I’m in Tahiti and will be here for another 2 1/2 weeks! Today we are going to see waterfalls like the one on the front of this postcard. It is pretty hot here and humid! I haven’t done much sightseeing because we spent last week at the beach. Happy New Year!
Who wouldn’t want to spend winter vacation in Tahiti, walking the black sand beaches and visiting waterfalls?
When my high school French teacher asked if anyone wanted to participate in an exchange with her niece in Tahiti, I jumped at it.
That winter I arrived in Papeete at 5 am, jet-lagged and grimy. My mom taught me to acclimate myself to the local time, so I forced myself to stay up all day. The family–a mom, younger step-father, and 16 year-old daughter–greeted me at the airport with a gardenia lei. I can still picture the delicate fragrance. Mmm.
Although I was 18, I was years behind Alexa, the daughter.
The week at the beach I wrote about in the postcard was a vacay from hell. Alexa and her boyfriend and a few of their friends (all 16 year-olds) got drunk every night, smoked pot every day, and one guy even locked himself in a bedroom for hours, listening to the same Pink Floyd songs over and over. I found solace at the retired neighbor’s bungalow, talking to the old French guy there and sharing his pineapple banana juice in a quart carton. He was the only adult around.
When Alexa brought me to school with her one day, the French kids sized me up and then ignored me, but the few Chinese and Tahitian ones slipped me sympathetic smiles.
Then there was New Year’s Eve. The custom in Tahiti, among the French at least, was to stay up all night. I almost begged Alexa’s mom and step-father to let me to stay home, joining them next door at their friendly neighbor’s whose pool I used during the day when Alexa went to school without me. But no one likes a party pooper, so I went along with Alexa and the beach crew.
At midnight, the DJ played U2’s New Year’s Day and a twenty-something guy flashed a vial of a white substance in front of my face, asking in French if I wanted some. Are you f*&@ing kidding me? I wanted to say. But I just turned my head and continued to sit alone. Alexa and her boyfriend were nowhere to be seen.
That month passed as slowly as a year, but I’m glad I went.
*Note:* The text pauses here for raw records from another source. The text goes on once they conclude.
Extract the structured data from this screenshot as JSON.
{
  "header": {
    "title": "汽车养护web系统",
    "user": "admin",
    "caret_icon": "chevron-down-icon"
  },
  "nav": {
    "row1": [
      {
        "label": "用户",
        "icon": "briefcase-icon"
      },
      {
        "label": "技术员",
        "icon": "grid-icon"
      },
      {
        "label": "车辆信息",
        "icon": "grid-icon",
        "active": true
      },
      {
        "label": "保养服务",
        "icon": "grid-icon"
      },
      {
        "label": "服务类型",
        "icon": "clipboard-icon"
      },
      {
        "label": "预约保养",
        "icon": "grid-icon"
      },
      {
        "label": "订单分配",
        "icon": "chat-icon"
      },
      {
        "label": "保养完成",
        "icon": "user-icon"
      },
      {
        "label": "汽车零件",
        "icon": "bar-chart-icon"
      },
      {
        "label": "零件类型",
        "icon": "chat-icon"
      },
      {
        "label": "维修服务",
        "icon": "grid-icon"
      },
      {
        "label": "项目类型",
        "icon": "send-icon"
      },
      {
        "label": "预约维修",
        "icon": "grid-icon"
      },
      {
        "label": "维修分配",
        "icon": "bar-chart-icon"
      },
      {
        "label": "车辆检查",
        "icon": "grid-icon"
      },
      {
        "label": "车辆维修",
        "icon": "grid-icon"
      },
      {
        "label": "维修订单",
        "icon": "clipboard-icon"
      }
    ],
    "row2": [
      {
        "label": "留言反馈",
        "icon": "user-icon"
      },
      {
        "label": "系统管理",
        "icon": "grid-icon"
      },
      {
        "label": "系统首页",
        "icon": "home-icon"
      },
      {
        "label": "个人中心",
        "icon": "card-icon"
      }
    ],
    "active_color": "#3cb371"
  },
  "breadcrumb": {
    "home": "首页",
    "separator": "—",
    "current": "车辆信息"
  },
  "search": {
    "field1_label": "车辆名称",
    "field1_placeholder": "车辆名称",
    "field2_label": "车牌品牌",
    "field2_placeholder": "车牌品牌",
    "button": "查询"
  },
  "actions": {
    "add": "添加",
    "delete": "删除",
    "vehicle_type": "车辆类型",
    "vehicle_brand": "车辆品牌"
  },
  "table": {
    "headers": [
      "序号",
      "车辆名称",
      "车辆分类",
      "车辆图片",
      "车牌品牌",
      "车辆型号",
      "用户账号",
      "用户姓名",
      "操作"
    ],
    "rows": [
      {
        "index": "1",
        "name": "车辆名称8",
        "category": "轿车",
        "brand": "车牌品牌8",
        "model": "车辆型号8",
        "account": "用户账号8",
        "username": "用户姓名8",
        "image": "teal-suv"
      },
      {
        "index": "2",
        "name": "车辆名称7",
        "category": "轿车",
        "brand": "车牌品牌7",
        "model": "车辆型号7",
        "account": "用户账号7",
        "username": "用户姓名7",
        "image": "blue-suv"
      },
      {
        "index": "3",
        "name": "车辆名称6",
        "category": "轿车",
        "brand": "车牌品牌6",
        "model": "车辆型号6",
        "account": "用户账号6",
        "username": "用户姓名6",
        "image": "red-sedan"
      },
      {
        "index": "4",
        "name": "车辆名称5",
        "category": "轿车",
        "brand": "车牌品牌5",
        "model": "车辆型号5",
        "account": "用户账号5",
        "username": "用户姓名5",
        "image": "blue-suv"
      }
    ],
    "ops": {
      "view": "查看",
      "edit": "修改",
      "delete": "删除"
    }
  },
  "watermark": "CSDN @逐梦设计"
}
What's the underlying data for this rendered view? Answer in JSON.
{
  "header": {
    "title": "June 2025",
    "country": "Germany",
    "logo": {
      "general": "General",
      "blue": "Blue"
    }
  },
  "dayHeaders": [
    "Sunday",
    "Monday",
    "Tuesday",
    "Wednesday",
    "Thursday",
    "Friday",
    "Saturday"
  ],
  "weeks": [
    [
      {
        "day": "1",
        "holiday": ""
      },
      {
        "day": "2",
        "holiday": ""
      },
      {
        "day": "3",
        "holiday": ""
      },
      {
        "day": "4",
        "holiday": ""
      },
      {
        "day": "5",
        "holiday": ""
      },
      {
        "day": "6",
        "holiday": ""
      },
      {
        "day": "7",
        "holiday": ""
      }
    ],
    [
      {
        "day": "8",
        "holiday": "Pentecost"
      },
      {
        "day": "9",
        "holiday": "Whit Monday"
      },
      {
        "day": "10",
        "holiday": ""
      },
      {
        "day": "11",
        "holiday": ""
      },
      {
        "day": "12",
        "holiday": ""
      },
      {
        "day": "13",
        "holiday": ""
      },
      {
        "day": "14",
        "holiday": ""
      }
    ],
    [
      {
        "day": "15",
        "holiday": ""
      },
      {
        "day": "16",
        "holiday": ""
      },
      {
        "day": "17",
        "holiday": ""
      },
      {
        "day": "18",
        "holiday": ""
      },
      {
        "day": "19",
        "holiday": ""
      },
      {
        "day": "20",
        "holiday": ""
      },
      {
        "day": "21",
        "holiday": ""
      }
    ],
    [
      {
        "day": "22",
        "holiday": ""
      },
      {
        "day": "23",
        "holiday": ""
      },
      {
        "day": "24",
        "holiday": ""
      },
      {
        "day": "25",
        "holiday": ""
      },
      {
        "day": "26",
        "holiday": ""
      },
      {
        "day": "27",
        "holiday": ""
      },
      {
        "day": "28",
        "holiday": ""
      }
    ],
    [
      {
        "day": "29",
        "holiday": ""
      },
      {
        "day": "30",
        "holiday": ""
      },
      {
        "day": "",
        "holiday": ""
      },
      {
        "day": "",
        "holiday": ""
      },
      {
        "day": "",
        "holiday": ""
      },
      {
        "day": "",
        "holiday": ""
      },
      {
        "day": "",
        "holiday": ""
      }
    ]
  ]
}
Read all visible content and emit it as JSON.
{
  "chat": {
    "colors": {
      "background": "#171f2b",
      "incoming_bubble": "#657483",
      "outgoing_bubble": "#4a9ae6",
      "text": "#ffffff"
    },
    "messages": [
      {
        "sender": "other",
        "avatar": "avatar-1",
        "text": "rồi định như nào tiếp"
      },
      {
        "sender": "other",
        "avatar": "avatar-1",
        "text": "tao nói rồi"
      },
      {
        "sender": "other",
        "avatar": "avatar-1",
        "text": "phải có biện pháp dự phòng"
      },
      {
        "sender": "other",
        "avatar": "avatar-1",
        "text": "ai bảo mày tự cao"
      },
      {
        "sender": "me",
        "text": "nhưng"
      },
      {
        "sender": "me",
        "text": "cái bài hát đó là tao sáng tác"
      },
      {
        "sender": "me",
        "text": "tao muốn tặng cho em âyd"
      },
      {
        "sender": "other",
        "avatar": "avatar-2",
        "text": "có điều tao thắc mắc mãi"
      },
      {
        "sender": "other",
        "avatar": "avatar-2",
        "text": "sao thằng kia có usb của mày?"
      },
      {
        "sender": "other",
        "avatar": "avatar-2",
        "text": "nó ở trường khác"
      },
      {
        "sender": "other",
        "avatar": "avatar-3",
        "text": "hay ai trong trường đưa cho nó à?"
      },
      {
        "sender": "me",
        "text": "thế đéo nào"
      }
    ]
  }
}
When else would I’ve had the chance to stay in Tahiti for a month? And when I returned to college in February, I aced French class.